A former Bahamian prime minister led his opposition party to victory, returning to power in elections dominated by questions about the handling of the country's tourism-driven economy.
Hubert Ingraham's Free National Movement won 23 seats in the 41-seat legislature Wednesday, with the party of Prime Minister Perry Christie claiming the rest, according to the government-owned Broadcasting Corporation of the Bahamas.
"The people of the Bahamas have spoken," Ingraham said in a victory speech interrupted several times by cheers from thousands of supporters dressed in the party's signature red shirts. He told them Christie had called him to concede defeat.
Ingraham, who led the Atlantic archipelago nation from 1992 until 2002, seized on scandals involving Christie's Cabinet, including references to the immigration minister who fast-tracked Anna Nicole Smith's residency application and resigned in scandal.
He also warned that the government had gone too far in accommodating a second-home industry and tourist developments, arguing the country of 700 islands should lease rather than sell land to non-Bahamians.
"They simply sign on to just about any outrageous proposal that winds up in the inbox on their desks," Ingraham said at a recent rally. "Once the land is sold, it's gone."
Christie, a longtime political rival of Ingraham who worked as his law partner early in their careers, becomes the country's first single-term prime minister since the Bahamas won independence from Britain in 1973.

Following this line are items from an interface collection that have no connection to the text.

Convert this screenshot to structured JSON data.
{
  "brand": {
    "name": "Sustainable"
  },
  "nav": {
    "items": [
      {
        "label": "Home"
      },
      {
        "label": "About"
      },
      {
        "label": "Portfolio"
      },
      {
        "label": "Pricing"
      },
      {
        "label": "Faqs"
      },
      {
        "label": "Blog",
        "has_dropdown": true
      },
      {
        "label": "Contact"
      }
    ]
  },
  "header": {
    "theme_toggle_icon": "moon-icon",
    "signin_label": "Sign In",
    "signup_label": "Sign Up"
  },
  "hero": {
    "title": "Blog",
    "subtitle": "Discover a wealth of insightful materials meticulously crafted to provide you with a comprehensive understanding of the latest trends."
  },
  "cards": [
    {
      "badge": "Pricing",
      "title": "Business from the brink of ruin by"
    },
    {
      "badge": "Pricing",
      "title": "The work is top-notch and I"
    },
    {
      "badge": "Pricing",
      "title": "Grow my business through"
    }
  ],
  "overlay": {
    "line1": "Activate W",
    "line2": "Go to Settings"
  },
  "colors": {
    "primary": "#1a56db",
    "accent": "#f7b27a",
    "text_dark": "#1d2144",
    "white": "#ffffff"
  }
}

He campaigned for a second five-year term by highlighting the $20 billion (euro14.7 billion) in new foreign investment and resort projects since he took office.
"We've taken the Bahamian economy to new heights of prosperity," he said in a televised address Monday. "The economy is booming as never before. Tourism is vibrant and strong."

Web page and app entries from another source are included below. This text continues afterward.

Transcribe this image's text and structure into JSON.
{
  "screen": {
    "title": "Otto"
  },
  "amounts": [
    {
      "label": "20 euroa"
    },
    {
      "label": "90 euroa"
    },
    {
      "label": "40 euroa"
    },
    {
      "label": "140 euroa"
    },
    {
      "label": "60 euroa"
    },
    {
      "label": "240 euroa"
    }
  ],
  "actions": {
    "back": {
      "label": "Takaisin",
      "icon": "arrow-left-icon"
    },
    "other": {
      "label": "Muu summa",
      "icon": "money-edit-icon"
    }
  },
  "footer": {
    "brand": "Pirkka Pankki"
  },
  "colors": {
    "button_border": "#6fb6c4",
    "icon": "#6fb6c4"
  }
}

Both parties' platforms called for new strategies to curb illegal immigration, fight crime by expanding community policing and devote more resources to diplomatic missions overseas.

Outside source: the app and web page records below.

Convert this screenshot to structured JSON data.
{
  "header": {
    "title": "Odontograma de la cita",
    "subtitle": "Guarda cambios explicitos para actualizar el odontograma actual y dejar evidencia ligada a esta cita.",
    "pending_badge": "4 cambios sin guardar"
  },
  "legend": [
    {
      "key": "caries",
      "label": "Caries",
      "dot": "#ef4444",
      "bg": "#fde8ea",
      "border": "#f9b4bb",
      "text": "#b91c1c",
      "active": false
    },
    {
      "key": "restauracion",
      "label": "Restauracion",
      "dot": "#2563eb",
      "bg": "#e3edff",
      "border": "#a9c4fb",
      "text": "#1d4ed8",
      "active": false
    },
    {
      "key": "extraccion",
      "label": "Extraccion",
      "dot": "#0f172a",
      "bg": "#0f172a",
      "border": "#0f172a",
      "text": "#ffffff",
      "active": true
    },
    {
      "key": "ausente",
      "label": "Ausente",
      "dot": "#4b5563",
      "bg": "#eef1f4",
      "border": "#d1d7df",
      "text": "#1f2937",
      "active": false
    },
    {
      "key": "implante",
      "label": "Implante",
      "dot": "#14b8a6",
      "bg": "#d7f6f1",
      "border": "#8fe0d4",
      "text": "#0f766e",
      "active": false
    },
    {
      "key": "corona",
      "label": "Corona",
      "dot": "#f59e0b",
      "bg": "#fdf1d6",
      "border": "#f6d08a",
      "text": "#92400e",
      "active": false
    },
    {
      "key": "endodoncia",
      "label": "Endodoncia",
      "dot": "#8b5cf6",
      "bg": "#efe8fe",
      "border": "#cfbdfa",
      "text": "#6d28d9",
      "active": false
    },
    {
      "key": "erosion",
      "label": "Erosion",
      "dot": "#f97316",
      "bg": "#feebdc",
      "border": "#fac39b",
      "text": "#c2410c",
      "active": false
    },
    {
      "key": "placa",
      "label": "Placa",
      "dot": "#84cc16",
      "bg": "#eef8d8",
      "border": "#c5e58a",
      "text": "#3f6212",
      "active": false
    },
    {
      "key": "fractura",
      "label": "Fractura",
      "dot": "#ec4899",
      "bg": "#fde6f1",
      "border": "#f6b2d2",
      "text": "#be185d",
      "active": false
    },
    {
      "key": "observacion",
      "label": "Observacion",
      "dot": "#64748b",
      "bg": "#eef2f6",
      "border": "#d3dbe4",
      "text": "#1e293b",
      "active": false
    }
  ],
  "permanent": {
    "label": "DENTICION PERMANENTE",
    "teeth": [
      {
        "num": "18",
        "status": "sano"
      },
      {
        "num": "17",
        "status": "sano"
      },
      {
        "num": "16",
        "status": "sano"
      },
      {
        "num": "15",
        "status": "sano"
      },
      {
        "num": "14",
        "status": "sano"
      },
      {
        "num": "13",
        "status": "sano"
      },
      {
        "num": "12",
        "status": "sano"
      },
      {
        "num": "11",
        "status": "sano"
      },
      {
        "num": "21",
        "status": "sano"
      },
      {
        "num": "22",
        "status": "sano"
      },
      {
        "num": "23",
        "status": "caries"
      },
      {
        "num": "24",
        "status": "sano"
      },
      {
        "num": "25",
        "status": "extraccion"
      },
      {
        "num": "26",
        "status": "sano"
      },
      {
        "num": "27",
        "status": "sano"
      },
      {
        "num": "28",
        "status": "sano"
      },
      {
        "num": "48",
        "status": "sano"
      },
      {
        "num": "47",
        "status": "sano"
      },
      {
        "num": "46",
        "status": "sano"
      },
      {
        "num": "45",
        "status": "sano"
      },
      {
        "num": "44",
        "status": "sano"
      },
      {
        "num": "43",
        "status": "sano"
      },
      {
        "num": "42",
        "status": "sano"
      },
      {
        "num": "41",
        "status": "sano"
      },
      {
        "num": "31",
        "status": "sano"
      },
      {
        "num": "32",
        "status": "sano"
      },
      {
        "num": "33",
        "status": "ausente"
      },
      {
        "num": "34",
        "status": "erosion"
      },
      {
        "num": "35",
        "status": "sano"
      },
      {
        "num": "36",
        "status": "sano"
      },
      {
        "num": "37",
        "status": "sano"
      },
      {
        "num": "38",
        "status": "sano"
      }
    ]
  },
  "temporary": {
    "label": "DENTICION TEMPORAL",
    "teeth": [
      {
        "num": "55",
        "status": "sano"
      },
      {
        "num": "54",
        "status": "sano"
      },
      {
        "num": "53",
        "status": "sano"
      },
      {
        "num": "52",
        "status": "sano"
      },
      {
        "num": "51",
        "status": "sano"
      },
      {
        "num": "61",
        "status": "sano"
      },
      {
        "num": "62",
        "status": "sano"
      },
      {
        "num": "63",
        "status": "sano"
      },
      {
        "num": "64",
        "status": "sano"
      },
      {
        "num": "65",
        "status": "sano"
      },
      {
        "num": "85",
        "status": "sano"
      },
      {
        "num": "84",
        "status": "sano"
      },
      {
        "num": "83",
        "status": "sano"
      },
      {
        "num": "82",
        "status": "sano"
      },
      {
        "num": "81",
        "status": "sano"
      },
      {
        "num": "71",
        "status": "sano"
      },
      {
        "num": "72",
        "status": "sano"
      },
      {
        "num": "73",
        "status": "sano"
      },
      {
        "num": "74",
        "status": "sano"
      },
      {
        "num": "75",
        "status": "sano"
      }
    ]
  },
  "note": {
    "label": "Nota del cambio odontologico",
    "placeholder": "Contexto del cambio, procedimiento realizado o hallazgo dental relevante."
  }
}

About half the population of 300,000 was eligible to vote, and islanders formed orderly lines outside schools and other voting places.
Among the governing party's slate was Shane Gibson, the former immigration minister who was accused of showing preferential treatment to Smith.
Ingraham said the Bahamas should consider abolishing the law that allows foreigners to qualify for residency by purchasing a house in the country.
Officials with the Free National Movement, which held only eight seats in the outgoing parliament, said they intend to contest some of the seats that apparently went to the governing party but they would not affect their control of parliament.